Me testing my newly acquired skills. (Photo by S.K.)
Someone's cancellation became my fun-filled Sat. afternoon. I received an e-mail notifying me of an open slot at a letterpress workshop I'd expressed interest in...months ago; it was a pleasant find in my in-box. The workshop is run by Shelly Kuzniarek, the owner of French Press, a local letterpress and design studio. I arrived, surprisingly right on time (I'm never, ever, on time for anything, ever), at the fully renovated TriMain Center, a building with an exterior that's telling of its industrial origins and an interior filled with beautifully unique spaces boasting high ceilings and the kind of natural lighting you can't help but to stop and appreciate. Letterpressed signs accented with penmanship hinting at an affable creator, directed me to suite 507. This scavenger-hunt-link start put a skip in my step as I walked through the metal doorframe.
The class reviewed two different types of presses: a platen letterpress (circa 1920s) and a Vandercook No. 4(circa 1950s). Shelly demonstrated the printing process of each, which included the use of magnesium and polymer plates; setting up the chase (the rigid frame which holds your plate or composition) and tightening it with furniture (blocks of wood) and quoins (toothed angular blocks); the amount of ink needed (about a quarter size) to get the rollers covered; the type of ink she uses (rubber based); paper stocks; and how she uses Pantone swatches to derive the makeup of a color. For example, if the breakdown says something like 52% blue to 46% red for a purple hue, she starts mixing close to equal parts blue ink with red ink with a metal putty knife on glass, stopping to do a color check on a scrap of white next to the pantone chip. I told her it looked like fun, the whole mixing colors together, so she stopped on a dime and ordered me to get myself a pair of the rubber gloves from under the table and go at it. And I was right, it was pretty fun. (Thanks Shelly!)
After our introduction to both presses we were off to lunch, a break before we were to return to put what we had learned to test...
Printed pieces for the class to check out so we could get a look and feel for letterpressing.
That, my friends, is "furniture."
And a taste of some of the letter blocks we had at the tips of our fingers.

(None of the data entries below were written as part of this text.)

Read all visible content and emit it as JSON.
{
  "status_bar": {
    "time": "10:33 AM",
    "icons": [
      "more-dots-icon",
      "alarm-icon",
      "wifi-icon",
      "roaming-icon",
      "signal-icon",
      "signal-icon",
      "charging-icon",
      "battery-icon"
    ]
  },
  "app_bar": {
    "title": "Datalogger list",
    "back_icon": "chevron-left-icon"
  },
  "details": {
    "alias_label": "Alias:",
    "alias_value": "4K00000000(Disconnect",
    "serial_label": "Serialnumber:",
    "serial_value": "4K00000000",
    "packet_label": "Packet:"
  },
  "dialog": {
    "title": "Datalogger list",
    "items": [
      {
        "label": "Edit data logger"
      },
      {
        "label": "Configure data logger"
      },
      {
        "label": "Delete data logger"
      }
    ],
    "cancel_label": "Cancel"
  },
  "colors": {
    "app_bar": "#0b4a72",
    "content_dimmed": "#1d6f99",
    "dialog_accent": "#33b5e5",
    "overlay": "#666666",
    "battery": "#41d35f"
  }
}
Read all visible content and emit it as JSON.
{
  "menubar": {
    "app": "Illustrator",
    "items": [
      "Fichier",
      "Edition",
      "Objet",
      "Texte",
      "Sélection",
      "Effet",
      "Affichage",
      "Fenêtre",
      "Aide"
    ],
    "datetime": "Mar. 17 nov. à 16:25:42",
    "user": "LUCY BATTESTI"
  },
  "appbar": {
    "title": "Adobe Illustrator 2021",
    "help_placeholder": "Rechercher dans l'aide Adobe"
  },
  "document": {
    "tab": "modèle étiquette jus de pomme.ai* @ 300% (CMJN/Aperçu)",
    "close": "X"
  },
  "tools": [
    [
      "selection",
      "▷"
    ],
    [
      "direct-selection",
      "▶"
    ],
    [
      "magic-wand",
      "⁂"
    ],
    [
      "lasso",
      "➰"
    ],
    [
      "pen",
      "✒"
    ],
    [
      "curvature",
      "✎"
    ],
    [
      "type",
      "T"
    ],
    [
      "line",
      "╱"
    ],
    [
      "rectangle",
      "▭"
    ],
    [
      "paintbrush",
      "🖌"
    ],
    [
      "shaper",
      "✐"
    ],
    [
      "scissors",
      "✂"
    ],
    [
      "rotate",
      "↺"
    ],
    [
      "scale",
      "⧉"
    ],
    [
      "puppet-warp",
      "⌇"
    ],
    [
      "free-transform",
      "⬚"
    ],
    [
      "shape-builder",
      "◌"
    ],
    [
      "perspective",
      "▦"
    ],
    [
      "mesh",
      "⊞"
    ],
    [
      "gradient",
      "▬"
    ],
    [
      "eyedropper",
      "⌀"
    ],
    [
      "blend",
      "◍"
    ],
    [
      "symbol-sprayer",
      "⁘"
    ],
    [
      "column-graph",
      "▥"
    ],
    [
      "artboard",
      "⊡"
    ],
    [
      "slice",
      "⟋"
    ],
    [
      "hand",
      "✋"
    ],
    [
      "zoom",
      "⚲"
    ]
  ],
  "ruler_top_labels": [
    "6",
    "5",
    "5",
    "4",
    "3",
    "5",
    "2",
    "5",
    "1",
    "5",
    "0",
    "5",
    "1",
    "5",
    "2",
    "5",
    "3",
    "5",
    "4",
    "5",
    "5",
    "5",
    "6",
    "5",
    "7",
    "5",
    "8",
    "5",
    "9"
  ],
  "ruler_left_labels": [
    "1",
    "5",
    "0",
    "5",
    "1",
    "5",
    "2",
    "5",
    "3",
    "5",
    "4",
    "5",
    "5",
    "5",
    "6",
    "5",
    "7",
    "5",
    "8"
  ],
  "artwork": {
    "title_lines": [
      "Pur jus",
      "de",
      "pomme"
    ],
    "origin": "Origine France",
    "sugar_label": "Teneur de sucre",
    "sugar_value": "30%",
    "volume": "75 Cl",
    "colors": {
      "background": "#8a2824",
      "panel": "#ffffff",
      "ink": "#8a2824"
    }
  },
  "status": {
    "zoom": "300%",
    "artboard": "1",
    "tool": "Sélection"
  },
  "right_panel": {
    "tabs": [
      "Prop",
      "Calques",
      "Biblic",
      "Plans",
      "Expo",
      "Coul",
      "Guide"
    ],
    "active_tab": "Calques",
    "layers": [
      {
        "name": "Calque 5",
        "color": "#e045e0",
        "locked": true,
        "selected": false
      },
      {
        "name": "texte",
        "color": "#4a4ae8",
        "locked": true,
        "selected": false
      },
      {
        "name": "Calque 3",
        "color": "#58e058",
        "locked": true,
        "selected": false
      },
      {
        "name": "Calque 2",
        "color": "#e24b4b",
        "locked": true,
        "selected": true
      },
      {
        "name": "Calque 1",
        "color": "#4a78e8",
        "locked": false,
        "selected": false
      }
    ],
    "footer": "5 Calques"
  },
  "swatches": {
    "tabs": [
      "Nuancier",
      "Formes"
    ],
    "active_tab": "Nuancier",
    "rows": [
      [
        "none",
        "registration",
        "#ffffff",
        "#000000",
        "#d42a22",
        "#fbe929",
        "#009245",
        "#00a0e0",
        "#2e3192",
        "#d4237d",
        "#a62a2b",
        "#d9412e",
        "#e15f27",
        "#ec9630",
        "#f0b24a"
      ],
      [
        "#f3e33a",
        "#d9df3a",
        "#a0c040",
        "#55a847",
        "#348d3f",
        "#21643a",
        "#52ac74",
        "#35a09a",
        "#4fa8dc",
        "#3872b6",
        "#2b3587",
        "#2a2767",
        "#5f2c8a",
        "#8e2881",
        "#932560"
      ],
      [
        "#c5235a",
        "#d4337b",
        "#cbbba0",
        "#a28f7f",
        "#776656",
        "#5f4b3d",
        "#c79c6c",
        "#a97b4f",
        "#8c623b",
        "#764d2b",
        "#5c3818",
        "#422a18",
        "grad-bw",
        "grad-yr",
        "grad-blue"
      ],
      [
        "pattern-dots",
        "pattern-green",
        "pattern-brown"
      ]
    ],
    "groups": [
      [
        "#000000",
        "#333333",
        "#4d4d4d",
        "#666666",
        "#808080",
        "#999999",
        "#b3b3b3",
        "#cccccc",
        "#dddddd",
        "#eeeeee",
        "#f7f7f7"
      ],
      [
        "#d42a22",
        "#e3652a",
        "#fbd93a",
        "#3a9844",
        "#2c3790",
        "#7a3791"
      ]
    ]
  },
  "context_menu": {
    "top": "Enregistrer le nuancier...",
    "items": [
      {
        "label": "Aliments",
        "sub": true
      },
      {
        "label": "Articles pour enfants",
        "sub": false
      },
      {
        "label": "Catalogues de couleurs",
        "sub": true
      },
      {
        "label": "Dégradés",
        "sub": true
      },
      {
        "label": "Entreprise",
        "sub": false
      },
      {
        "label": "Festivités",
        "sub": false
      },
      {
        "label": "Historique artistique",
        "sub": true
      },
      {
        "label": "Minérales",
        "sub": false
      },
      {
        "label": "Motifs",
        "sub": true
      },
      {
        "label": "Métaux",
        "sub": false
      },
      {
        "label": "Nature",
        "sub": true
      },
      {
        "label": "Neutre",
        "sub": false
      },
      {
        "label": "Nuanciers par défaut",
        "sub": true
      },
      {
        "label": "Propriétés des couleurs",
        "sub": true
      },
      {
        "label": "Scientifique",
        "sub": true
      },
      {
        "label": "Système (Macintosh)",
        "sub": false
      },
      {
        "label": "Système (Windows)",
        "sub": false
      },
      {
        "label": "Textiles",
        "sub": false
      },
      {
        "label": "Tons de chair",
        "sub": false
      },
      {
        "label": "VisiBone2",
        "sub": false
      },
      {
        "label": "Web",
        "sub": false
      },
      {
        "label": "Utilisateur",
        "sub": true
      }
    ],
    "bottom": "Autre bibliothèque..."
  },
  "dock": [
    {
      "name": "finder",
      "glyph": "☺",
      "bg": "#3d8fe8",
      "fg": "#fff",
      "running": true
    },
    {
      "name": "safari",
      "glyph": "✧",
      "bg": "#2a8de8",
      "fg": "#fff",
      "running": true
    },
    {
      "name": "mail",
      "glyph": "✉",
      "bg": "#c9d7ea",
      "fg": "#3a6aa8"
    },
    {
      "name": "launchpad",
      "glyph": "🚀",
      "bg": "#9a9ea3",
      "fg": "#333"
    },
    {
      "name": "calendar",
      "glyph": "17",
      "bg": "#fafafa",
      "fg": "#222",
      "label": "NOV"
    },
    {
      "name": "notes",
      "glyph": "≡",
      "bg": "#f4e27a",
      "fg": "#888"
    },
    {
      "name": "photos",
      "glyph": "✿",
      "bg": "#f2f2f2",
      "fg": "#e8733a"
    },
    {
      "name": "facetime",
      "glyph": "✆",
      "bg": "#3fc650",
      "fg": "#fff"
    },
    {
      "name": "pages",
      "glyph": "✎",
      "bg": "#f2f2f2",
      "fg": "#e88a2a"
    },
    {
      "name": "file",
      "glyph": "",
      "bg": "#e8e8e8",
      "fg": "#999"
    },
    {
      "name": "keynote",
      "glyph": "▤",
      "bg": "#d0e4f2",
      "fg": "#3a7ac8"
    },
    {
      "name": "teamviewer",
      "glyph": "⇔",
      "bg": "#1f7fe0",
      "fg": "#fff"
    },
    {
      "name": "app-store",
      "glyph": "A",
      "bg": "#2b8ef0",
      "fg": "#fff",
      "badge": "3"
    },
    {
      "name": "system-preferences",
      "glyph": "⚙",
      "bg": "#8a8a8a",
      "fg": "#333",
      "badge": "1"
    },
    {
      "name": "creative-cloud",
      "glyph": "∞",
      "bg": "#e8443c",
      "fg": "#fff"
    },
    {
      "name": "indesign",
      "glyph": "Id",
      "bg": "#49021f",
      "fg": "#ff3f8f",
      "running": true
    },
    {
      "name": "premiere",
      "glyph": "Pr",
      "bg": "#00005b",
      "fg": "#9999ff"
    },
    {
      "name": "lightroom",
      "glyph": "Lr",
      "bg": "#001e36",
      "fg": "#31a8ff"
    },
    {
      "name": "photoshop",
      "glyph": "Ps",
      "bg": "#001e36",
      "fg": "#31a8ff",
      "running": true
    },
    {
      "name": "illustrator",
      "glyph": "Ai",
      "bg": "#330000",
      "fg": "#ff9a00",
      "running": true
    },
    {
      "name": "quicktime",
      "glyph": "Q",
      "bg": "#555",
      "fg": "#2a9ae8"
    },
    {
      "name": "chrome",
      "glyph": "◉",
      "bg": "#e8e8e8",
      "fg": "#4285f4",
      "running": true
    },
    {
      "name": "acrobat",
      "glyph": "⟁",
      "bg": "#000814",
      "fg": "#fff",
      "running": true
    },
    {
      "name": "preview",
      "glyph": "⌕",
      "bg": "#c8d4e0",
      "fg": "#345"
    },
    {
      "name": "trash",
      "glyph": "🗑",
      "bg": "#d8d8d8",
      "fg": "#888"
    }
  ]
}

The lighting in Shelly's space is just brilliant.
The platen press.
After digging through an antique wooden tool box, with drawers full of metal pressing trinkets (mostly of text used for setting advertisements: "Clearance," "Sale," Reduced Price!"), I resurfaced with a "Now.." (it was missing an ellipsis), and a plate set with two hands holding an open box, which I decided to fill with narrow type to spell "Click!".
I had no idea how difficult it would be to set up the "simple" piece I had put together. I decided to capture my valiant efforts at arranging furniture around my composition to lock it up for print (above left). It was seriously like some strange Jenga jig-saw puzzle. (Note to self: start doing more jig-saw puzzles.)
We made 15 prints each: a copy for Shelly, a copy for each classmate, and the rest to take home.
The finished product!
At the end of the seven-hour day, my appreciation for letterpressing went up tenfold: I had never comprehended the amount of prep time needed to set up a job. Maybe it's the thought of the more you put into something the more you'll get out of it, but I can really see how it would be more personally gratifying to produce work this way, i.e., over an offset lithographic press or flexographic press. Then again, if I had a job requiring thousands of prints...I'd probably have another opinion.
Shelly posted some shots she took of us hard at work, including a few of the shots I took during class: French Press blog